# [Exercise]
Without the images, print all the entries below exactly as given.

# [Data extract]
****

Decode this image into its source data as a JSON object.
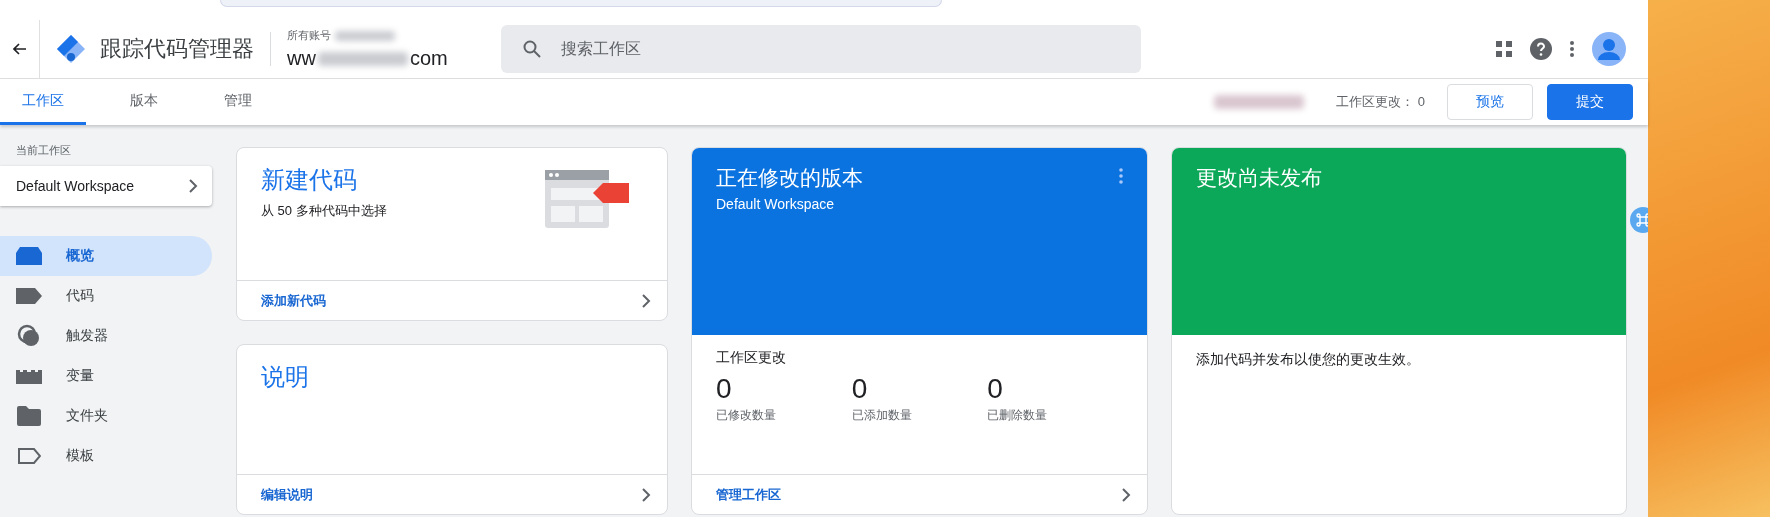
{
  "header": {
    "title": "跟踪代码管理器",
    "account": "所有账号",
    "container_start": "ww",
    "container_end": "com",
    "search": {
      "placeholder": "搜索工作区"
    }
  },
  "tabs": [
    {
      "label": "工作区",
      "selected": true
    },
    {
      "label": "版本",
      "selected": false
    },
    {
      "label": "管理",
      "selected": false
    }
  ],
  "changes": {
    "label": "工作区更改：",
    "count": "0"
  },
  "buttons": [
    {
      "label": "预览",
      "kind": "outline"
    },
    {
      "label": "提交",
      "kind": "primary"
    }
  ],
  "sidebar": {
    "label": "当前工作区",
    "workspace": "Default Workspace",
    "items": [
      {
        "label": "概览",
        "kind": "overview",
        "selected": true
      },
      {
        "label": "代码",
        "kind": "tag",
        "selected": false
      },
      {
        "label": "触发器",
        "kind": "trigger",
        "selected": false
      },
      {
        "label": "变量",
        "kind": "variable",
        "selected": false
      },
      {
        "label": "文件夹",
        "kind": "folder",
        "selected": false
      },
      {
        "label": "模板",
        "kind": "template",
        "selected": false
      }
    ]
  },
  "new_tag": {
    "title": "新建代码",
    "subtitle": "从 50 多种代码中选择",
    "link": "添加新代码"
  },
  "description": {
    "title": "说明",
    "link": "编辑说明"
  },
  "version": {
    "title": "正在修改的版本",
    "subtitle": "Default Workspace",
    "section_title": "工作区更改",
    "stats": [
      {
        "value": "0",
        "label": "已修改数量"
      },
      {
        "value": "0",
        "label": "已添加数量"
      },
      {
        "value": "0",
        "label": "已删除数量"
      }
    ],
    "link": "管理工作区"
  },
  "publish": {
    "title": "更改尚未发布",
    "text": "添加代码并发布以使您的更改生效。"
  }
}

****

# [Exercise response]
Decode this image into its source data as a JSON object.
{
  "header": {
    "title": "跟踪代码管理器",
    "account": "所有账号",
    "container_start": "ww",
    "container_end": "com",
    "search": {
      "placeholder": "搜索工作区"
    }
  },
  "tabs": [
    {
      "label": "工作区",
      "selected": true
    },
    {
      "label": "版本",
      "selected": false
    },
    {
      "label": "管理",
      "selected": false
    }
  ],
  "changes": {
    "label": "工作区更改：",
    "count": "0"
  },
  "buttons": [
    {
      "label": "预览",
      "kind": "outline"
    },
    {
      "label": "提交",
      "kind": "primary"
    }
  ],
  "sidebar": {
    "label": "当前工作区",
    "workspace": "Default Workspace",
    "items": [
      {
        "label": "概览",
        "kind": "overview",
        "selected": true
      },
      {
        "label": "代码",
        "kind": "tag",
        "selected": false
      },
      {
        "label": "触发器",
        "kind": "trigger",
        "selected": false
      },
      {
        "label": "变量",
        "kind": "variable",
        "selected": false
      },
      {
        "label": "文件夹",
        "kind": "folder",
        "selected": false
      },
      {
        "label": "模板",
        "kind": "template",
        "selected": false
      }
    ]
  },
  "new_tag": {
    "title": "新建代码",
    "subtitle": "从 50 多种代码中选择",
    "link": "添加新代码"
  },
  "description": {
    "title": "说明",
    "link": "编辑说明"
  },
  "version": {
    "title": "正在修改的版本",
    "subtitle": "Default Workspace",
    "section_title": "工作区更改",
    "stats": [
      {
        "value": "0",
        "label": "已修改数量"
      },
      {
        "value": "0",
        "label": "已添加数量"
      },
      {
        "value": "0",
        "label": "已删除数量"
      }
    ],
    "link": "管理工作区"
  },
  "publish": {
    "title": "更改尚未发布",
    "text": "添加代码并发布以使您的更改生效。"
  }
}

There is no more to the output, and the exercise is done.